Of course, the answer is “yes: the identity function works”.

## Second splitting question

The next idea for me is: “If we have one or two such functions, can we build another in some way?” I don’t really know where this idea came from, apart from a general “put things together to get another thing” intuition instilled by several lecturers: whenever they make a definition, they define ways to create a new thing given some old things.

This immediately points me to looking at multiplication by a constant: if \(f\) is an allowable function, then \(n \mapsto a f(n)\) is allowable, for any integer \(a\).

How about the “two such functions” bit? Nothing really springs to mind, apart from “Does multiplication of two allowable functions \(f, g\) yield an allowable function?” which on closer thought is sadly false unless for all \(a,b\) we have \(\dfrac{1}{f(a) g(b)} + \dfrac{1}{f(b) g(a)} = 0\), which can’t ever be true because \(f, g\) map into the positive integers.

## Third splitting question

My next thought was: “Is this everything? Are the only such functions given by \(x \mapsto a x\) for some \(a\)?” However, I got distracted at this point, and cleared denominators to see what would happen. I wrote the line “\(ac + bc = ab \implies f(a) f(c) + f(b) f(c) = f(a) f(b)\)” and immediately thought of ring homomorphisms. \(\mathbb{N}\) isn’t a ring, but it makes me think, “What can we say if we’re working in the ring \(\mathbb{Z}\)?”.

The question seems to have become “Classify the ring homomorphisms \(\mathbb{Z} \to \mathbb{Z}\), and find which ones restrict to \(\mathbb{N} \to \mathbb{N}\).” Are they actually equivalent viewpoints? MAYBE. Yes: any ring homomorphism must trivially satisfy the “allowable when extended to \(\mathbb{Z}\)” condition, while any function which is allowable on \(\mathbb{Z}\) is indeed a homomorphism. I’ll prove that as a lemma.

## Allowable functions on \(\mathbb{Z}\) are homomorphisms

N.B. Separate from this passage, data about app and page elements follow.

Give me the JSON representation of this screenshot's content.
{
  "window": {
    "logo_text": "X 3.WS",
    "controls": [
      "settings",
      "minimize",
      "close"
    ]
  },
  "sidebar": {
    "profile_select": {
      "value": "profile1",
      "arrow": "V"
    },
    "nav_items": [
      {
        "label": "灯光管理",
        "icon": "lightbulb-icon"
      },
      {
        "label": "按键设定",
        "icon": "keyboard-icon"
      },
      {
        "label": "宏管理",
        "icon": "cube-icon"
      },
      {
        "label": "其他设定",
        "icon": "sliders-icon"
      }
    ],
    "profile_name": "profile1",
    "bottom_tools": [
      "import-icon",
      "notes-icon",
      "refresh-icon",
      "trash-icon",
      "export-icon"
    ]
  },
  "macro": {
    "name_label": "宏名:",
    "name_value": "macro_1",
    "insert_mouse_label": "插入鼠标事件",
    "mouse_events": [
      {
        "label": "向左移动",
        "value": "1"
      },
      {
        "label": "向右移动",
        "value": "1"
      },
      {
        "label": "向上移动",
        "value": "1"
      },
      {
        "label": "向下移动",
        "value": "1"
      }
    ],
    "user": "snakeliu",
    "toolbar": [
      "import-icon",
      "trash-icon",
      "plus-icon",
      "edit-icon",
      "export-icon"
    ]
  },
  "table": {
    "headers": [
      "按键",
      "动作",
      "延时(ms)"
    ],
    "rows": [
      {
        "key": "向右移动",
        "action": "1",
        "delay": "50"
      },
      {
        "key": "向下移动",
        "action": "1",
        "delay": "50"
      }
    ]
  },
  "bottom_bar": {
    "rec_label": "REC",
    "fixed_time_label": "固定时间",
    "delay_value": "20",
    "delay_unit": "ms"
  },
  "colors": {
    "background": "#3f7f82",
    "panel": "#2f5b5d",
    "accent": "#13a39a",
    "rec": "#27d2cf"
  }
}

Letting \(c = a\) in the definition of “allowable” as “\(ac + bc = ab \implies f(a) f(c) + f(b) f(c) = f(a) f(b)\)” yields \(a^2 = 0 \implies f(a)^2 + f(b) f(a) = f(a) f(b)\), which is equivalent to the statement \(f(0)^2 = 0\), and hence \(f(0) = 0\). Hence \(f\) does send the identity to the identity.

We still need \(f\) to preserve addition and multiplication. It’s enough for us to ensure that \(f(x+1) = f(x) + f(1)\) and that \(f(-x) = -f(x)\); that would give \(f(x+n) = f(x) + f(n)\) for all \(n \geq 0\) and then for all \(n < 0\). It would also give \(f(n m) = f(m + \dots + m) = n f(m)\).

## What are the homomorphisms?

The next step tumbled into my mind without further prodding, so I don’t have splitting questions for it.

A homomorphism has an ideal as its kernel. The ideals in \(\mathbb{Z}\) are precisely things of the form “all multiples of \(a\) for some \(a\)”, since \(\mathbb{Z}\) is a principal ideal domain.

Splitting question: can we get away with restricting to \(\{0\}\) as the kernel? That is, can we insist that \(f\) be injective? (Of course, we could use the zero function, but that doesn’t restrict to \(\mathbb{N}\).)

Sub-question: can we make a homomorphism with \(ac+bc = ab \implies f(a) f(c) + f(b) f(c) = f(a) f(b)\) but \(f(2) = 0\)?

Well, any homomorphism would have to take the value \(0\) on all multiples of two, and would have to take the same value on all odd numbers. Since \(f(3) = f(1) f(3)\), we must have \(f\) being the indicator function on the odd numbers. Is this a homomorphism? No: \(f(2) = f(1+1) = 2 f(1)\).

That answers the sub-question, and shows me what should have been obvious from the start: all homomorphisms are determined by the image of \(1\), and each image of \(1\) determines a homomorphism.

That answers the main splitting question, too: yes, homomorphisms must be injective. Moreover, iff \(f(1) > 0\) then \(f\) restricts to \(\mathbb{N}\) to give an allowable function, which is of the form \(x \mapsto a x\) for some \(a\).

# Summary

The allowable functions are precisely \(x \mapsto a x\) for some constant \(a \in \mathbb{N}\). This was obtained by first noting that all of those are indeed solutions, then showing that all solutions must be automorphisms of \(\mathbb{Z}\) restricted to \(\mathbb{N}\), then classifying the automorphisms of \(\mathbb{Z}\).

[discovering proofs]: [binary search]: [BMO 2015]: http://www.bmoc.maths.org/home/bmolot.pdf